Interethnic Antagonism in the Wake of Colonialism: U.S. Territorial Racial and Ethnic Relations at the Margins
P, Michael, Ethnic Studies Review
Since the proliferation of scholarship on racial and ethnic antagonism following the Civil Rights era, neo-Marxist, colonialism, and other power-conflict theories reached popularity and have been widely applied to explain racial and ethnic conflict throughout the world, particularly in the United States. However there is a lack of scholarship on racial and ethnic relations in the U.S. territories in general and the Pacific Islands in particular. Although a few works exist in terms of interethnic antagonism and anti-immigrant sentiment in Puerto Rico, Melanesia, and Hawaii, there is a lack of research on interethnic antagonism in Micronesia; therefore comparative analyses of race and ethnicity in the context of U.S. territorial relations would contribute to the general body of knowledge in ethnic studies. In light of Micronesia's complex colonial history and its contemporary political and economic context (i.e. immigration, labor exploitation, territorial relations, neocolonialism, indigenous sovereignty struggles, and garment, tourist, and construction industries), understanding of intergroup relations in Micronesia would also benefit from an analysis of interethnic antagonism.
As a territory of the United States the island of Guam is particularly situated within the eye of this political economic storm. Indeed Guam is the industrial center of Micronesia and a popular destination for capital, industries, the military, tourists, migrants, and labor. Compounding antagonistic racial, ethnic, and indigenous relations surrounding self-determination, sovereignty, military, and political status issues, Guam's colonial history is marked by political subjugation, military land acquisition, lopsided economic development, colonial immigration policy, and tremendous in-migration. In particular given the lack of local control of Guam's economy and in-migration, these remain central issues surrounding intergroup conflict on the island. Yet how are these dynamics played out within a territorial possession whereby diverse cultures and political economic interests converge in the wake of colonialism?
In this paper, I offer an interpretive note on interethnic antagonism between the Chamorro population (indigenous people of the Mariana Islands) and non-Chamorros, particularly labor migrant groups in Guam. In doing so, I construct a theoretical model of interethnic antagonism derived from diverse perspectives (i.e. colonial, split labor market, middleman minority, cultural, and postcolonial studies) and critically analyze the political economic history of Guam.

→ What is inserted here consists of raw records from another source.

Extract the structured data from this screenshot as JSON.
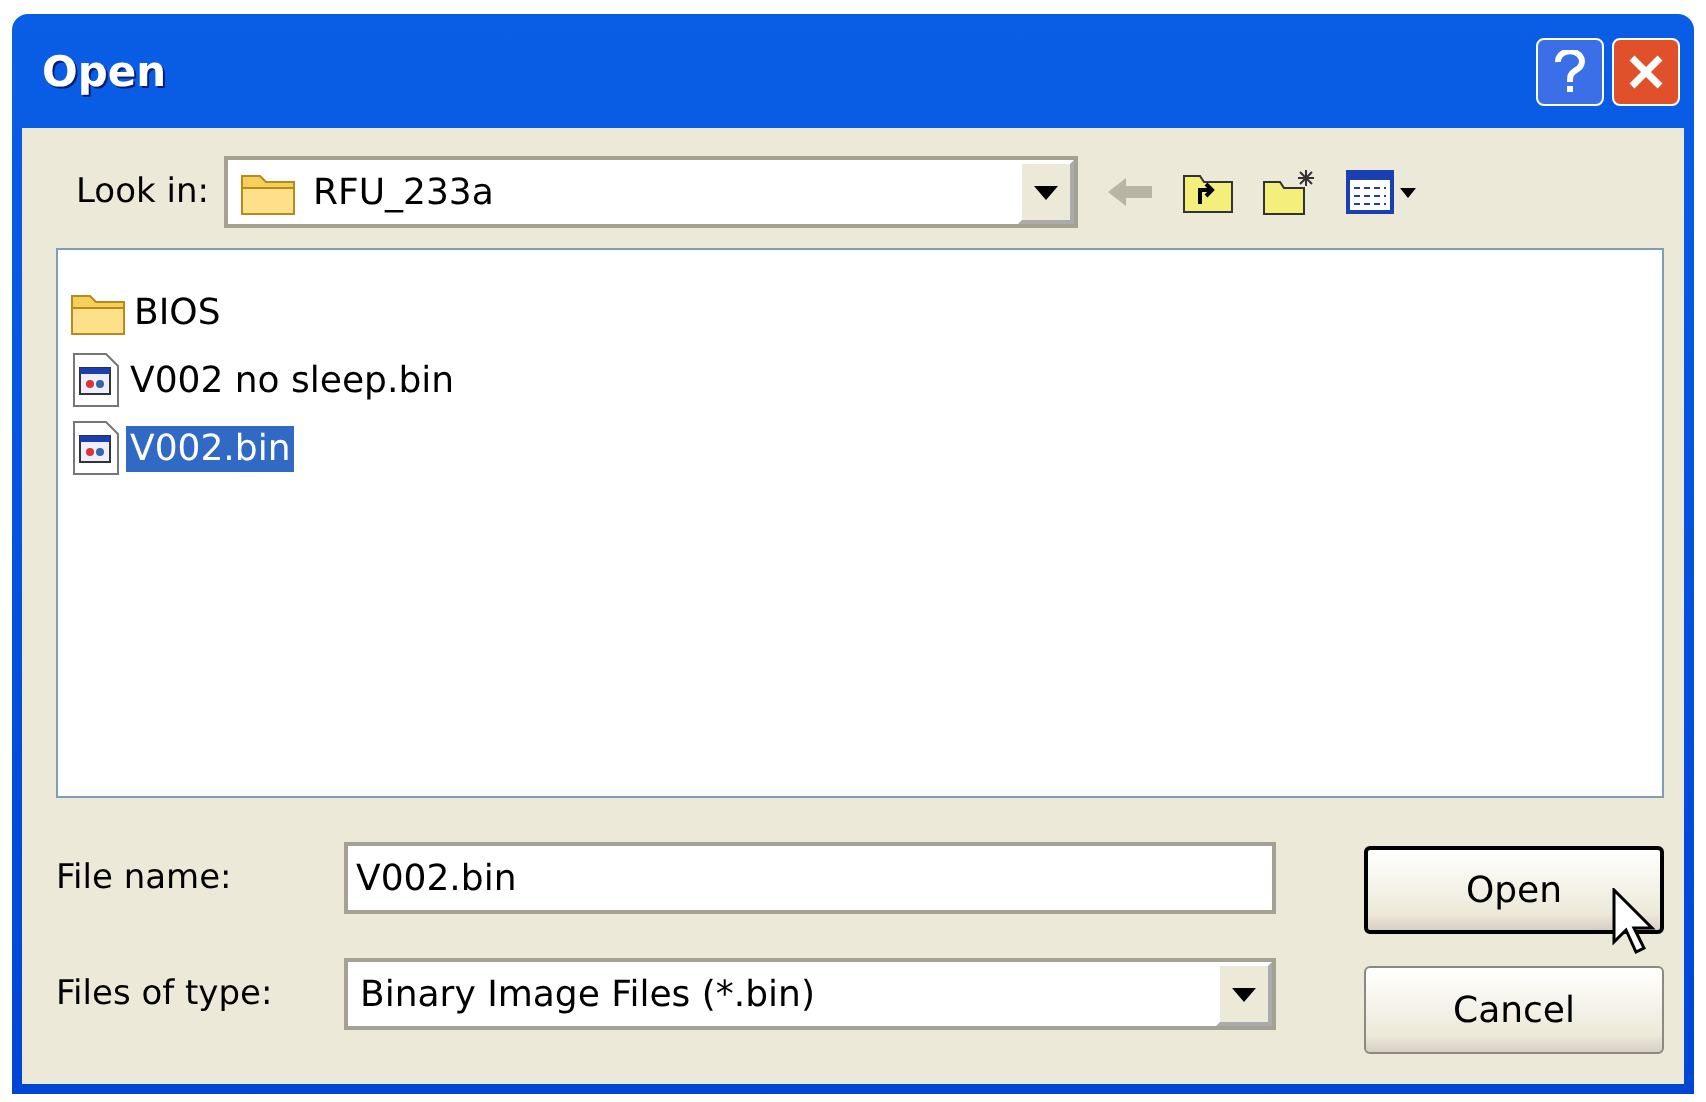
{
  "window": {
    "title": "Open"
  },
  "look_in": {
    "label": "Look in:",
    "value": "RFU_233a"
  },
  "files": [
    {
      "kind": "folder",
      "name": "BIOS",
      "selected": false
    },
    {
      "kind": "file",
      "name": "V002 no sleep.bin",
      "selected": false
    },
    {
      "kind": "file",
      "name": "V002.bin",
      "selected": true
    }
  ],
  "file_name": {
    "label": "File name:",
    "value": "V002.bin"
  },
  "file_type": {
    "label": "Files of type:",
    "value": "Binary Image Files (*.bin)"
  },
  "buttons": [
    {
      "label": "Open",
      "default": true
    },
    {
      "label": "Cancel",
      "default": false
    }
  ]
}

Intergroup conflict is an inextricable feature of diverse stratified societies. A heterogeneity of cultural, religious, historical, political, and economic interests lay the foundation for interethnic antagonism. The diverse complexion of the United States is an instructive case in point, whereby racial and ethnic conflict have marked intergroup relations from the discovery of the New World to the 1992 Los Angeles uprising. Many perspectives on intergroup conflict exist that range across psychological, cultural, and social explanations. Considering the capitalist and colonial contexts of intergroup relations, fundamental social sources of intergroup conflict are apparent (i.e. labor exploitation, divide and conquer maneuvers, splitting the labor market). In turn there has been a proliferation of scholarship on interethnic antagonism in the United States establishing a paradigm of ethnic studies scholarship beyond conventional assimilationist and biracial theorizing.(2) However, there is a lack of scholarship on interethnic relations in the U.S. territories in general and the Pacific Islands in particular. Although a few works on interethnic antagonism and anti-immigrant sentiment in Puerto Rico, Melanesia, and Hawaii exist, there is a lack of research on interethnic antagonism in Micronesia.(3) Therefore comparative analyses of interethnic relations in the context of U. …